[Data about app and page elements]
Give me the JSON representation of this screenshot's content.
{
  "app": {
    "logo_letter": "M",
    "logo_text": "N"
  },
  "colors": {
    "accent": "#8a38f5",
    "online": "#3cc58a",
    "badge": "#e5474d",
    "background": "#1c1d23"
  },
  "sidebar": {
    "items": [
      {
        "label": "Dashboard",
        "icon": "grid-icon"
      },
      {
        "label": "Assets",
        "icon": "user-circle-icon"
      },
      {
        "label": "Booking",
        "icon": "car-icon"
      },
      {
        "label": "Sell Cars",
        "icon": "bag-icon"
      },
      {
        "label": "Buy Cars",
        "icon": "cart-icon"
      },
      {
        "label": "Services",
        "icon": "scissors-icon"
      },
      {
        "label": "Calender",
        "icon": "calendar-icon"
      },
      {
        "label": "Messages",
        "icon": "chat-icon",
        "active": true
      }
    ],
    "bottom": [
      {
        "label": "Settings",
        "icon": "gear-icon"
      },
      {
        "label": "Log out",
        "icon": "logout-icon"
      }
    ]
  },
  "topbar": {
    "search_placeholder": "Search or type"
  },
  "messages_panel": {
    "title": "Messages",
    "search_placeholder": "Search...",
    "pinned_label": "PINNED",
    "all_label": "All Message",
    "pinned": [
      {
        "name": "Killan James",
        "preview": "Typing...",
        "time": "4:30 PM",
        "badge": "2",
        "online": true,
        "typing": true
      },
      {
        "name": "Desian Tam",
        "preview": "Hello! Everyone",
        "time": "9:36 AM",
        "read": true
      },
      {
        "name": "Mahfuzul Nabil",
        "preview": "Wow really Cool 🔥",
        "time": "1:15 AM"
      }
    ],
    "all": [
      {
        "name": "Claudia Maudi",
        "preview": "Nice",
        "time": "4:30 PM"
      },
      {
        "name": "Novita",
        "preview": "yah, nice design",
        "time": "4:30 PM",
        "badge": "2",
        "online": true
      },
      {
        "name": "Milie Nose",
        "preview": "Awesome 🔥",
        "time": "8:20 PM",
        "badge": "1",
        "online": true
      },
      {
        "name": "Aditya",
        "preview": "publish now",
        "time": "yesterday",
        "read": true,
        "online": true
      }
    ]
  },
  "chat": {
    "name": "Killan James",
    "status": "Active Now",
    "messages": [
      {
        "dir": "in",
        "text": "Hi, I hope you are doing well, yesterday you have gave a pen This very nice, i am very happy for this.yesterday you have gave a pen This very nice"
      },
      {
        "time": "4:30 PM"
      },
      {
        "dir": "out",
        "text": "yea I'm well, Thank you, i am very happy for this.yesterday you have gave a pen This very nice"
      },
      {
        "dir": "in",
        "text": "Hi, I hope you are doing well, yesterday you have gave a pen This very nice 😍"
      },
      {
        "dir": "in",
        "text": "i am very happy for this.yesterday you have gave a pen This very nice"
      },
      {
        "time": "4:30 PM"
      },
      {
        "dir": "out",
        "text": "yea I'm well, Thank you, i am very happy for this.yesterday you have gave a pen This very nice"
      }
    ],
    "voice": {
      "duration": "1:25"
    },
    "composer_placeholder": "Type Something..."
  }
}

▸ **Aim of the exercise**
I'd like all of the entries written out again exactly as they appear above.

▸ **Written solution**
Give me the JSON representation of this screenshot's content.
{
  "app": {
    "logo_letter": "M",
    "logo_text": "N"
  },
  "colors": {
    "accent": "#8a38f5",
    "online": "#3cc58a",
    "badge": "#e5474d",
    "background": "#1c1d23"
  },
  "sidebar": {
    "items": [
      {
        "label": "Dashboard",
        "icon": "grid-icon"
      },
      {
        "label": "Assets",
        "icon": "user-circle-icon"
      },
      {
        "label": "Booking",
        "icon": "car-icon"
      },
      {
        "label": "Sell Cars",
        "icon": "bag-icon"
      },
      {
        "label": "Buy Cars",
        "icon": "cart-icon"
      },
      {
        "label": "Services",
        "icon": "scissors-icon"
      },
      {
        "label": "Calender",
        "icon": "calendar-icon"
      },
      {
        "label": "Messages",
        "icon": "chat-icon",
        "active": true
      }
    ],
    "bottom": [
      {
        "label": "Settings",
        "icon": "gear-icon"
      },
      {
        "label": "Log out",
        "icon": "logout-icon"
      }
    ]
  },
  "topbar": {
    "search_placeholder": "Search or type"
  },
  "messages_panel": {
    "title": "Messages",
    "search_placeholder": "Search...",
    "pinned_label": "PINNED",
    "all_label": "All Message",
    "pinned": [
      {
        "name": "Killan James",
        "preview": "Typing...",
        "time": "4:30 PM",
        "badge": "2",
        "online": true,
        "typing": true
      },
      {
        "name": "Desian Tam",
        "preview": "Hello! Everyone",
        "time": "9:36 AM",
        "read": true
      },
      {
        "name": "Mahfuzul Nabil",
        "preview": "Wow really Cool 🔥",
        "time": "1:15 AM"
      }
    ],
    "all": [
      {
        "name": "Claudia Maudi",
        "preview": "Nice",
        "time": "4:30 PM"
      },
      {
        "name": "Novita",
        "preview": "yah, nice design",
        "time": "4:30 PM",
        "badge": "2",
        "online": true
      },
      {
        "name": "Milie Nose",
        "preview": "Awesome 🔥",
        "time": "8:20 PM",
        "badge": "1",
        "online": true
      },
      {
        "name": "Aditya",
        "preview": "publish now",
        "time": "yesterday",
        "read": true,
        "online": true
      }
    ]
  },
  "chat": {
    "name": "Killan James",
    "status": "Active Now",
    "messages": [
      {
        "dir": "in",
        "text": "Hi, I hope you are doing well, yesterday you have gave a pen This very nice, i am very happy for this.yesterday you have gave a pen This very nice"
      },
      {
        "time": "4:30 PM"
      },
      {
        "dir": "out",
        "text": "yea I'm well, Thank you, i am very happy for this.yesterday you have gave a pen This very nice"
      },
      {
        "dir": "in",
        "text": "Hi, I hope you are doing well, yesterday you have gave a pen This very nice 😍"
      },
      {
        "dir": "in",
        "text": "i am very happy for this.yesterday you have gave a pen This very nice"
      },
      {
        "time": "4:30 PM"
      },
      {
        "dir": "out",
        "text": "yea I'm well, Thank you, i am very happy for this.yesterday you have gave a pen This very nice"
      }
    ],
    "voice": {
      "duration": "1:25"
    },
    "composer_placeholder": "Type Something..."
  }
}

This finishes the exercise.